Another year and The LovedOne is still not keen on having her picture taken. She has countered by hiking ahead of me (and faster) so as to stay out of camera range. Fortunately, subterfuge and deception allow me to get close enough, from time to time, for a photo.
Continue reading “2018 ~ Adventures with The LovedOne”
Biscayne National Park, which starts some 10 miles due east of Homestead, Florida, is another one of those national parks in Florida that is mostly offshore and underwater. You can’t see very much of it from the Dante Fascell Visitor Center, so we scheduled a paddling/snorking day trip with the Biscayne National Park Institute to get a little closer look at this park.
Continue reading “Biscayne National Park (Florida) 11-Feb-2018”
After visiting Key West, Florida and Dry Tortugas National Park, we motored back up to Homestead, Florida. This put us in position for a brief visit to the east side of Everglades National Park. This 734 square mile park encompasses habitats ranging from subtropical wetlands to coastal and marine ecosystems to pine forests and hardwood hammocks. Everglades is more of a canoeing and kayaking park than a hiking one, but we found a short dirt trail in the pine forests present on the higher ground of the Atlantic Coastal Ridge. This gave us a taste of the dense complexity of these forest habitats. But, because we were visiting in the winter, this brief hike did not acquaint us with the dense complexity of flying and biting insects that await summer visitors.
Continue reading “Everglades National Park (Florida) 10-Feb-2018”
Dry Tortugas National Park, situated almost 70 miles (113 kilometers) due west of Key West, Florida, encompasses seven small islands and 100-square miles of open water. Fort Jefferson, the nation’s largest 19th Century all-masonry fort, sits on Garden Key and is the focal point for tourists, such as ourselves, who weren’t bent on visiting the park’s underwater features. Garden Key is accessible only by daily concession ferry, private boats, charter boats, or seaplane; we opted to visit via the ferry (Yankee Freedom III). It’s a four hour round-trip ride to the park but that still left us plenty of time to explore the fort (there’s also time to snorkel in the waters around the fort if you’re so inclined).
Continue reading “Dry Tortugas National Park (Florida) 08-Feb-2018”
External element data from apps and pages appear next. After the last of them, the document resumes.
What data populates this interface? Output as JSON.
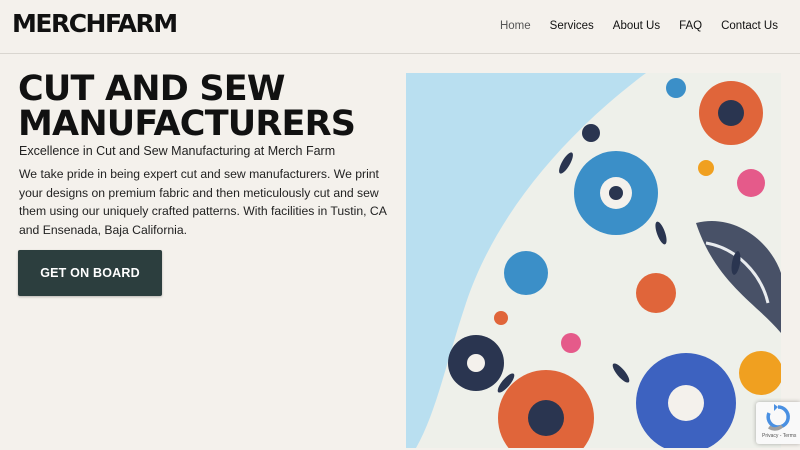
{
  "header": {
    "logo": "MERCHFARM",
    "nav": [
      {
        "label": "Home",
        "active": true
      },
      {
        "label": "Services"
      },
      {
        "label": "About Us"
      },
      {
        "label": "FAQ"
      },
      {
        "label": "Contact Us"
      }
    ]
  },
  "hero": {
    "title": "CUT AND SEW MANUFACTURERS",
    "subtitle": "Excellence in Cut and Sew Manufacturing at Merch Farm",
    "description": "We take pride in being expert cut and sew manufacturers. We print your designs on premium fabric and then meticulously cut and sew them using our uniquely crafted patterns. With facilities in Tustin, CA and Ensenada, Baja California.",
    "cta_label": "GET ON BOARD"
  },
  "recaptcha": {
    "links": "Privacy - Terms"
  },
  "colors": {
    "background": "#f4f1ec",
    "cta": "#2c3e3e",
    "sky": "#b9dff0",
    "fabric_orange": "#e0653a",
    "fabric_blue": "#3b8fc8",
    "fabric_navy": "#2a3550"
  }
}
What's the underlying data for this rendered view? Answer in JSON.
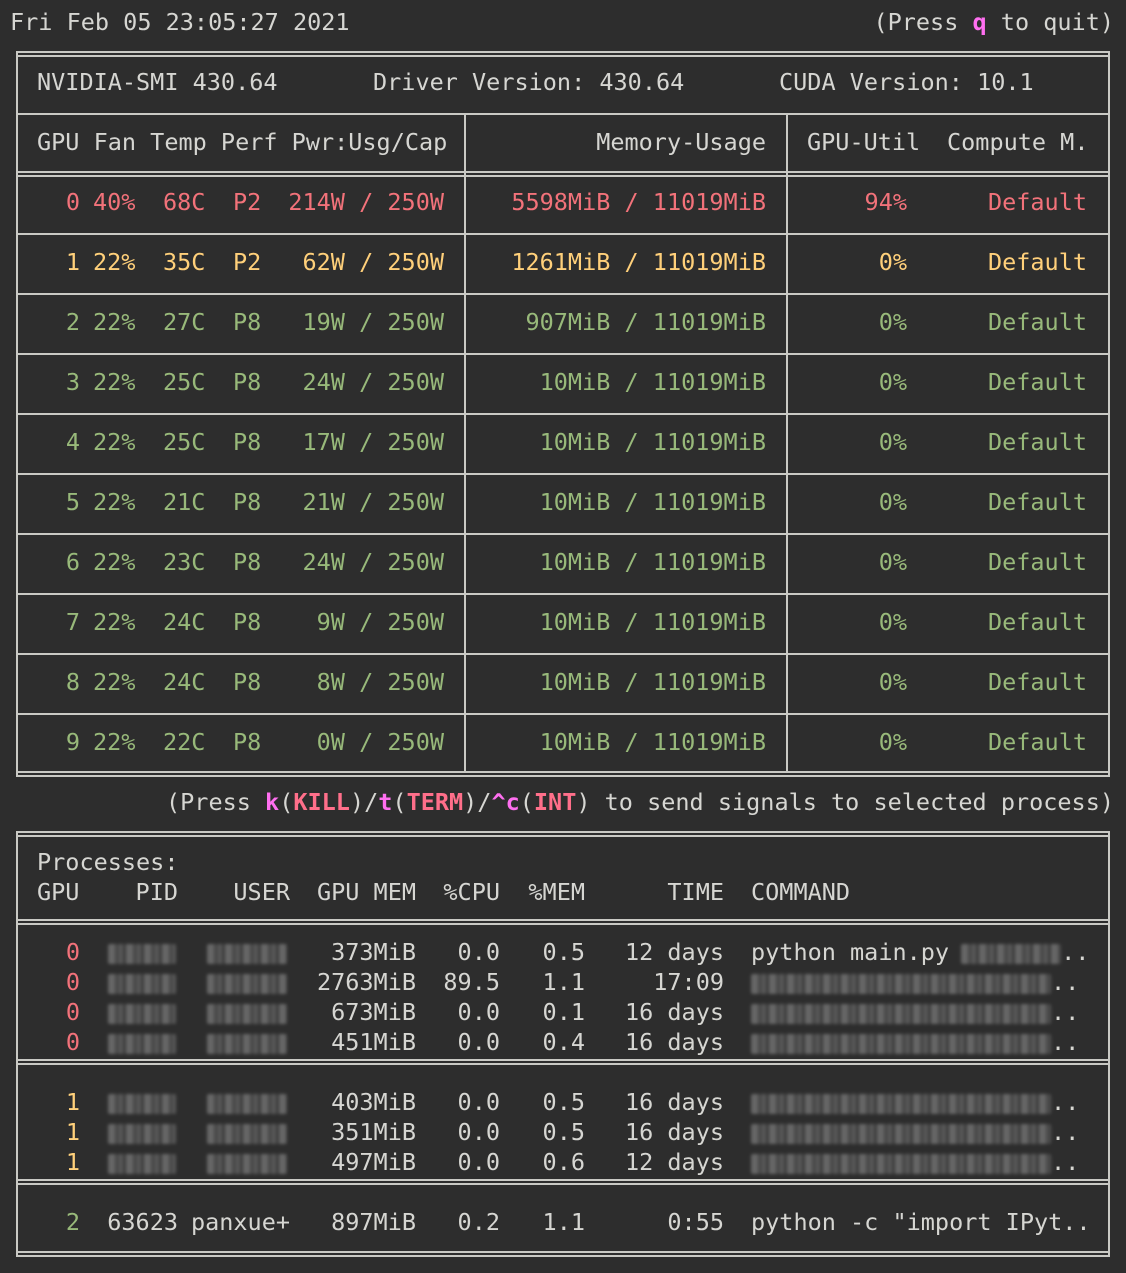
{
  "header": {
    "datetime": "Fri Feb 05 23:05:27 2021",
    "quit_prefix": "(Press ",
    "quit_key": "q",
    "quit_suffix": " to quit)"
  },
  "info": {
    "smi": "NVIDIA-SMI 430.64",
    "driver": "Driver Version: 430.64",
    "cuda": "CUDA Version: 10.1"
  },
  "gpu_table": {
    "headers": {
      "left": "GPU Fan Temp Perf Pwr:Usg/Cap",
      "memory": "Memory-Usage",
      "util": "GPU-Util",
      "compute": "Compute M."
    },
    "rows": [
      {
        "gpu": "0",
        "fan": "40%",
        "temp": "68C",
        "perf": "P2",
        "pwr": "214W / 250W",
        "mem": "5598MiB / 11019MiB",
        "util": "94%",
        "mode": "Default",
        "color": "#f2727a"
      },
      {
        "gpu": "1",
        "fan": "22%",
        "temp": "35C",
        "perf": "P2",
        "pwr": "62W / 250W",
        "mem": "1261MiB / 11019MiB",
        "util": "0%",
        "mode": "Default",
        "color": "#ffd07a"
      },
      {
        "gpu": "2",
        "fan": "22%",
        "temp": "27C",
        "perf": "P8",
        "pwr": "19W / 250W",
        "mem": "907MiB / 11019MiB",
        "util": "0%",
        "mode": "Default",
        "color": "#98b97a"
      },
      {
        "gpu": "3",
        "fan": "22%",
        "temp": "25C",
        "perf": "P8",
        "pwr": "24W / 250W",
        "mem": "10MiB / 11019MiB",
        "util": "0%",
        "mode": "Default",
        "color": "#98b97a"
      },
      {
        "gpu": "4",
        "fan": "22%",
        "temp": "25C",
        "perf": "P8",
        "pwr": "17W / 250W",
        "mem": "10MiB / 11019MiB",
        "util": "0%",
        "mode": "Default",
        "color": "#98b97a"
      },
      {
        "gpu": "5",
        "fan": "22%",
        "temp": "21C",
        "perf": "P8",
        "pwr": "21W / 250W",
        "mem": "10MiB / 11019MiB",
        "util": "0%",
        "mode": "Default",
        "color": "#98b97a"
      },
      {
        "gpu": "6",
        "fan": "22%",
        "temp": "23C",
        "perf": "P8",
        "pwr": "24W / 250W",
        "mem": "10MiB / 11019MiB",
        "util": "0%",
        "mode": "Default",
        "color": "#98b97a"
      },
      {
        "gpu": "7",
        "fan": "22%",
        "temp": "24C",
        "perf": "P8",
        "pwr": "9W / 250W",
        "mem": "10MiB / 11019MiB",
        "util": "0%",
        "mode": "Default",
        "color": "#98b97a"
      },
      {
        "gpu": "8",
        "fan": "22%",
        "temp": "24C",
        "perf": "P8",
        "pwr": "8W / 250W",
        "mem": "10MiB / 11019MiB",
        "util": "0%",
        "mode": "Default",
        "color": "#98b97a"
      },
      {
        "gpu": "9",
        "fan": "22%",
        "temp": "22C",
        "perf": "P8",
        "pwr": "0W / 250W",
        "mem": "10MiB / 11019MiB",
        "util": "0%",
        "mode": "Default",
        "color": "#98b97a"
      }
    ]
  },
  "signals": {
    "prefix": "(Press ",
    "k": "k",
    "kill": "KILL",
    "t": "t",
    "term": "TERM",
    "c": "^c",
    "int": "INT",
    "suffix": " to send signals to selected process)"
  },
  "processes": {
    "title": "Processes:",
    "headers": {
      "gpu": "GPU",
      "pid": "PID",
      "user": "USER",
      "gpu_mem": "GPU MEM",
      "cpu": "%CPU",
      "mem": "%MEM",
      "time": "TIME",
      "command": "COMMAND"
    },
    "groups": [
      [
        {
          "gpu": "0",
          "gpu_color": "#f2727a",
          "pid": "",
          "user": "",
          "gpu_mem": "373MiB",
          "cpu": "0.0",
          "mem": "0.5",
          "time": "12 days",
          "command": "python main.py",
          "cmd_tail": ".."
        },
        {
          "gpu": "0",
          "gpu_color": "#f2727a",
          "pid": "",
          "user": "",
          "gpu_mem": "2763MiB",
          "cpu": "89.5",
          "mem": "1.1",
          "time": "17:09",
          "command": "",
          "cmd_tail": ".."
        },
        {
          "gpu": "0",
          "gpu_color": "#f2727a",
          "pid": "",
          "user": "",
          "gpu_mem": "673MiB",
          "cpu": "0.0",
          "mem": "0.1",
          "time": "16 days",
          "command": "",
          "cmd_tail": ".."
        },
        {
          "gpu": "0",
          "gpu_color": "#f2727a",
          "pid": "",
          "user": "",
          "gpu_mem": "451MiB",
          "cpu": "0.0",
          "mem": "0.4",
          "time": "16 days",
          "command": "",
          "cmd_tail": ".."
        }
      ],
      [
        {
          "gpu": "1",
          "gpu_color": "#ffd07a",
          "pid": "",
          "user": "",
          "gpu_mem": "403MiB",
          "cpu": "0.0",
          "mem": "0.5",
          "time": "16 days",
          "command": "",
          "cmd_tail": ".."
        },
        {
          "gpu": "1",
          "gpu_color": "#ffd07a",
          "pid": "",
          "user": "",
          "gpu_mem": "351MiB",
          "cpu": "0.0",
          "mem": "0.5",
          "time": "16 days",
          "command": "",
          "cmd_tail": ".."
        },
        {
          "gpu": "1",
          "gpu_color": "#ffd07a",
          "pid": "",
          "user": "",
          "gpu_mem": "497MiB",
          "cpu": "0.0",
          "mem": "0.6",
          "time": "12 days",
          "command": "",
          "cmd_tail": ".."
        }
      ],
      [
        {
          "gpu": "2",
          "gpu_color": "#98b97a",
          "pid": "63623",
          "user": "panxue+",
          "gpu_mem": "897MiB",
          "cpu": "0.2",
          "mem": "1.1",
          "time": "0:55",
          "command": "python -c \"import IPyt..",
          "cmd_tail": ""
        }
      ]
    ]
  }
}
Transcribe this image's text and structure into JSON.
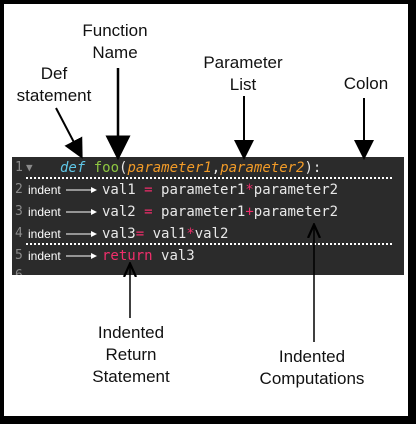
{
  "labels": {
    "function_name": [
      "Function",
      "Name"
    ],
    "def_statement": [
      "Def",
      "statement"
    ],
    "parameter_list": [
      "Parameter",
      "List"
    ],
    "colon": "Colon",
    "indented_return": [
      "Indented",
      "Return",
      "Statement"
    ],
    "indented_computations": [
      "Indented",
      "Computations"
    ]
  },
  "code": {
    "line1": {
      "num": "1",
      "fold": "▼",
      "def": "def",
      "fn": "foo",
      "open": "(",
      "p1": "parameter1",
      "comma": ",",
      "p2": "parameter2",
      "close": "):"
    },
    "line2": {
      "num": "2",
      "tag": "indent",
      "a": "val1",
      "eq": "=",
      "b": "parameter1",
      "op": "*",
      "c": "parameter2"
    },
    "line3": {
      "num": "3",
      "tag": "indent",
      "a": "val2",
      "eq": "=",
      "b": "parameter1",
      "op": "+",
      "c": "parameter2"
    },
    "line4": {
      "num": "4",
      "tag": "indent",
      "a": "val3",
      "eq": "=",
      "b": "val1",
      "op": "*",
      "c": "val2"
    },
    "line5": {
      "num": "5",
      "tag": "indent",
      "kw": "return",
      "a": "val3"
    },
    "line6": {
      "num": "6"
    }
  },
  "colors": {
    "background": "#2b2b2b",
    "def": "#5fc6e6",
    "function": "#8ec641",
    "parameter": "#f19b28",
    "operator": "#f02e6b",
    "frame": "#000000"
  }
}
Years ago, work took me to Key West, Florida; a type of work that did not allow The LovedOne to join me. So when she expressed an interest in seeing Key West for herself, we planned a mid-winter trip to drive the Overseas Highway (I’d only flown to Key West before), spend a few days in the Keys, and also visit some of the national parks in South Florida. Our thinking was that this would be a nice break from the snowy winter we were expecting, and from all the snowshoeing we’d be doing. Well, we haven’t had much snow or any snowshoeing, but it was a very nice break just the same. We prepared ourselves for our visit by re-reading some of Carl Hiaasen’s nominally fictional novels about life in South Florida. Call them “fiction” but his stories do capture the eccentric and frenetic gestalt of Miami and points south along the Keys. The Conch Republic has its own special take on different, so Hiaasen’s Bad Monkey is essential reading for Key West visitors!
Continue reading “Overseas Highway (Key West, Florida) 06-Feb-2018”